“And then glass has gone up 40% in the last year. It’s hard to find. We have specialty glass.”
“It’s not only cost of increase; just trying to get those materials here has been a challenge. But we are starting to see that loosen up,” he said.
The expansion will increase gallery space at the museum by 65%, including 13,000 SF for a new temporary gallery, Bigelow said. And where now only 3,000 SF of the museum is dedicated to learning and engagement, the expansion will add another 13,000 SF.
The expansion will also allow the museum to double the number of students it accommodates on school field trips from 50,000 per year to 100,000.
“One of our objectives is to really highlight the fact that the museum is a welcoming-all space,” Bigelow said.
The Best of the Best
When asked whether he was able to find enough employees with the right skills to work on the complex expansion of Crystal Bridges Museum of American Art in Bentonville, Scott Eccleston said:
“We believe in picking a contractor that we’re going to hold accountable to find the very best subcontractors.”
Eccleston is president of campus planning and facility management at Art & Wellness Enterprises of Bentonville, a professional services company that supports nonprofits founded by Crystal Bridges’ founder, Walmart heiress Alice Walton. AWE facilitates all the construction at the museum and at the Momentary, the museum’s 63,000-SF satellite space in Bentonville, which is dedicated to contemporary art.
“Flintco, who we are using for our expansion, knows what it takes to pour world-class concrete, to take a Gold Medal award-winning architect’s design and see it through, and there is zero opportunity for sloppiness or just work that doesn’t meet the standards that Crystal Bridges requires,” Eccleston said. “There’s such little tolerance in our building that it really takes the best of the best of the subcontractors.
“And one of the ways that we’ve ensured that we have the best is we sign them up early. We made them a partner in the design, not in the construction, in the design phase. And that led us to having them on board during construction.”
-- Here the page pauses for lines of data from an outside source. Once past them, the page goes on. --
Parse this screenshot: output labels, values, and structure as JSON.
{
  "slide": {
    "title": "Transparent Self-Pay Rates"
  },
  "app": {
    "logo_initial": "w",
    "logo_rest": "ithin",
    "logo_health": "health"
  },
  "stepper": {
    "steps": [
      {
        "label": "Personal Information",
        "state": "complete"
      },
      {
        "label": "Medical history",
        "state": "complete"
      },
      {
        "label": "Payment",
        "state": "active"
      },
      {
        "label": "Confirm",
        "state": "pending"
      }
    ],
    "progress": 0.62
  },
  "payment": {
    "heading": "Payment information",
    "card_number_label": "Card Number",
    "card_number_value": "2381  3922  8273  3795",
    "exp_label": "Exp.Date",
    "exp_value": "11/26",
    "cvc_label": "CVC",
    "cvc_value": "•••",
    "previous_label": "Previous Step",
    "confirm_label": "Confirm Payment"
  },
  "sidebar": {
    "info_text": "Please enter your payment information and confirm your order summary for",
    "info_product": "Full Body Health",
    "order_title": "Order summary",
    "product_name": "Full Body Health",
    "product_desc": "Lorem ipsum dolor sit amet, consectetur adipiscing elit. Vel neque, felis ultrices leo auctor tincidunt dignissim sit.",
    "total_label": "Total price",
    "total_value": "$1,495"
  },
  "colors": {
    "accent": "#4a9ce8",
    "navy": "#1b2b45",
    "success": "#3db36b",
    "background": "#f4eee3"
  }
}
In mentioning the “gold medal award-winning architect,” Eccleston was referring to Moshe Safdie, winner in 2015 of the AIA Gold Medal from the American Institute of Architects, the institute’s highest honor. Safdie designed Crystal Bridges and Safdie Architects is designing the 100,000-SF expansion of the original 200,000-SF building.
During this current phase of construction, the excavation, about 60 workers are on the museum campus. “That will ramp up to about 350 during the concrete work, and when we move inside with the envelope that will increase up to 500,” Eccleston said.